        I worked on Motorola's GPRS product in mid-90s but came out after Iridium project failure (again ring a bell) and Motorola started posting losses, guess what, in 1999. When Nortel, Alcatel, Lucent, Cisco, Siemens, NEC, Fujitsu were at their peak including Microsoft, Sun Microsystems, Oracle and IBM. Motorola was the starting of the American tech downfall (untergang).

        They made a mess with satellite products, made a mess with mobility products, made a mess with cable distribution (atleast that has market share) and the only product set that did not get messed up was their public radio comm division as well as their networks division (the one that made msc, bsc, ran stuff). That first division supplied police, emergency dispatch, defence, government etc etc. People needed the public safety division. So it had consistent revenue and profits. Much as the networks division and the on semiconductor division made consistent revenue and profits.

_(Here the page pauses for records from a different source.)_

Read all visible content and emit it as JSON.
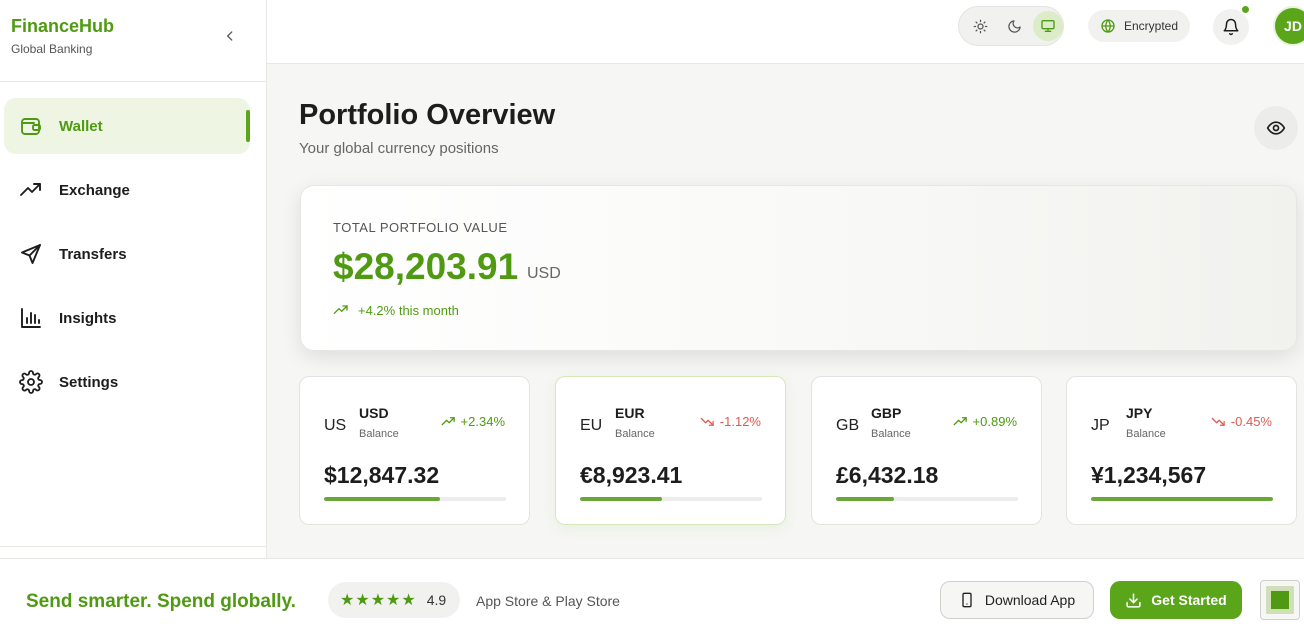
{
  "brand": {
    "name": "FinanceHub",
    "subtitle": "Global Banking"
  },
  "sidebar": {
    "items": [
      {
        "label": "Wallet",
        "icon": "wallet-icon",
        "active": true
      },
      {
        "label": "Exchange",
        "icon": "trending-up-icon",
        "active": false
      },
      {
        "label": "Transfers",
        "icon": "send-icon",
        "active": false
      },
      {
        "label": "Insights",
        "icon": "bar-chart-icon",
        "active": false
      },
      {
        "label": "Settings",
        "icon": "gear-icon",
        "active": false
      }
    ]
  },
  "topbar": {
    "theme_options": [
      "sun-icon",
      "moon-icon",
      "monitor-icon"
    ],
    "theme_active": "monitor-icon",
    "encrypted_label": "Encrypted",
    "avatar_initials": "JD"
  },
  "header": {
    "title": "Portfolio Overview",
    "subtitle": "Your global currency positions"
  },
  "portfolio": {
    "label": "TOTAL PORTFOLIO VALUE",
    "amount": "$28,203.91",
    "unit": "USD",
    "change": "+4.2% this month"
  },
  "currencies": [
    {
      "flag": "US",
      "code": "USD",
      "sub": "Balance",
      "change": "+2.34%",
      "direction": "up",
      "amount": "$12,847.32",
      "progress": 0.64
    },
    {
      "flag": "EU",
      "code": "EUR",
      "sub": "Balance",
      "change": "-1.12%",
      "direction": "down",
      "amount": "€8,923.41",
      "progress": 0.45
    },
    {
      "flag": "GB",
      "code": "GBP",
      "sub": "Balance",
      "change": "+0.89%",
      "direction": "up",
      "amount": "£6,432.18",
      "progress": 0.32
    },
    {
      "flag": "JP",
      "code": "JPY",
      "sub": "Balance",
      "change": "-0.45%",
      "direction": "down",
      "amount": "¥1,234,567",
      "progress": 1.0
    }
  ],
  "promo": {
    "headline": "Send smarter. Spend globally.",
    "stars": "★★★★★",
    "rating": "4.9",
    "stores": "App Store & Play Store",
    "download_label": "Download App",
    "started_label": "Get Started"
  },
  "colors": {
    "accent": "#5aa51a",
    "accent_text": "#4f9a12",
    "negative": "#e05a50"
  }
}
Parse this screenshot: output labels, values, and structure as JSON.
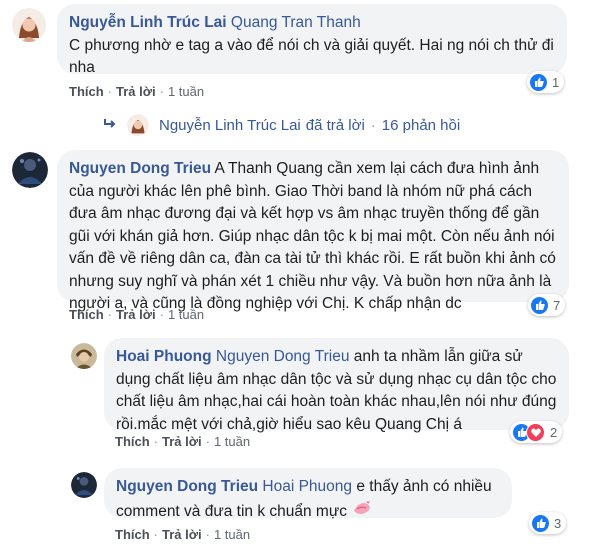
{
  "comments": [
    {
      "author": "Nguyễn Linh Trúc Lai",
      "tag": "Quang Tran Thanh",
      "line1": "C phương nhờ e tag a vào để nói ch và giải quyết. Hai ng nói ch thử đi",
      "line2": "nha",
      "like": "Thích",
      "reply": "Trả lời",
      "time": "1 tuần",
      "reaction_count": "1"
    },
    {
      "author": "Nguyen Dong Trieu",
      "lines": [
        "A Thanh Quang cần xem lại cách đưa hình ảnh",
        "của người khác lên phê bình. Giao Thời band là nhóm nữ phá cách",
        "đưa âm nhạc đương đại và kết hợp vs âm nhạc truyền thống để gần",
        "gũi với khán giả hơn. Giúp nhạc dân tộc k bị mai một. Còn nếu ảnh nói",
        "vấn đề về riêng dân ca, đàn ca tài tử thì khác rồi. E rất buồn khi ảnh có",
        "nhưng suy nghĩ và phán xét 1 chiều như vậy. Và buồn hơn nữa ảnh là",
        "người a, và cũng là đồng nghiệp với Chị. K chấp nhận dc"
      ],
      "like": "Thích",
      "reply": "Trả lời",
      "time": "1 tuần",
      "reaction_count": "7"
    },
    {
      "author": "Hoai Phuong",
      "tag": "Nguyen Dong Trieu",
      "lines": [
        "anh ta nhầm lẫn giữa sử",
        "dụng chất liệu âm nhạc dân tộc và sử dụng nhạc cụ dân tộc cho",
        "chất liệu âm nhạc,hai cái hoàn toàn khác nhau,lên nói như đúng",
        "rồi.mắc mệt với chả,giờ hiểu sao kêu Quang Chị á"
      ],
      "like": "Thích",
      "reply": "Trả lời",
      "time": "1 tuần",
      "reaction_count": "2"
    },
    {
      "author": "Nguyen Dong Trieu",
      "tag": "Hoai Phuong",
      "line1": "e thấy ảnh có nhiều",
      "line2": "comment và đưa tin k chuẩn mực",
      "like": "Thích",
      "reply": "Trả lời",
      "time": "1 tuần",
      "reaction_count": "3"
    }
  ],
  "replies_summary": {
    "author": "Nguyễn Linh Trúc Lai",
    "text": "đã trả lời",
    "separator": "·",
    "count": "16 phản hồi"
  },
  "separator": "·",
  "colors": {
    "link": "#385898",
    "bubble": "#f2f3f5",
    "like": "#1877f2",
    "love": "#f33e58"
  }
}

        Can we say the same of the Motorola Mobility division?

        A ~$1 billion in losses with ~$4 billion in revenue for fiscal 2012. Indeed, I am 'clueless'.

        Lenovo and Hp are not major Android brands yet. Sure.

        Huawei may be the 3rd larget smartphone maker in the world but where are the phone device board or phone IC profits?
        • well said...or not!

          Congrats, you've gone from completely clueless to completely incoherent. Can you put together one single sentence that actually makes sense and doesn't sound like drunken rambling? I'm not trying to be mean, but I have no earthly idea what you are trying to say with that post.
          • Your turn...

            What is incoherent about saying that a company is mismanaged and is loss making?

            Make a note for yourself: I will commit to writing on facts, by facts and with facts.
          • Could not resist adding this comment for you....

            "I have no earthly idea what you are trying to say with that post."

            I know what ails you. The fix for you is to recognize that you are degeneratively 'dumb' and get it resolved as soon as possible.
          • ESL?

            Maybe English isn't your first language...or second.
            In that case, i apologize. You're simply struggling with vocabulary and sentence structure. Its a difficult language if you don't speak it naturally.
            My apologies.
          • ESL ????

            What the hell is your problem?

            A full blooded American here.

            "struggling with vocabulary and sentence structure"
            "Its a difficult language if you don't speak it naturally."

            You forgot where dumb trash like you belongs to. Go back to your hole.

            Ever heard of material conditionals!!

            There is something known as 'if..then..' for your information sake.

            My apologies too for trying to teach you.
      • something else to consider....

        Do you really think the government would allow such a huge merger? Look at the fuss it threw up over the two airlines that just merged. That.... and I don't think the us gov would allow google to potentially be run out of the states were it can no longer issue it warrents.
  • The Possibilities...

    ...boggle the mind.

    GooSung? SamGoo? GooSam? (and my favorite) GooSlung?
    • How about these...

      Samgle, Gomsung, Samooogle, Smoogle (that looks best).
  • If we could just define the problems with Google Glass

    I have not even seen it.

    We are now on the review of the review of the review. We might even be on the review of the second or third generation of a product that is still way off.

    How about a month of no reviews....
  • Yes, not only an antiglass but anti-many-things-technological!

    I'd go as far as using that technology as part of every technologic device that records image or sound. Every recording device should have this built-in hardware by law allowing cinemas, theaters, museums, personal homes, VIP events, public restricted areas, etc. (a really big etc. here!) to ban such recording technology and making them safer in many fields like copyright, actual security, personal details, unwanted publicity, etc. (another big etc.)
    It would be a SMASHER, it would change the world as we know it!

    OFC jailbreakers would be on fire there but still.... think of the possibilities!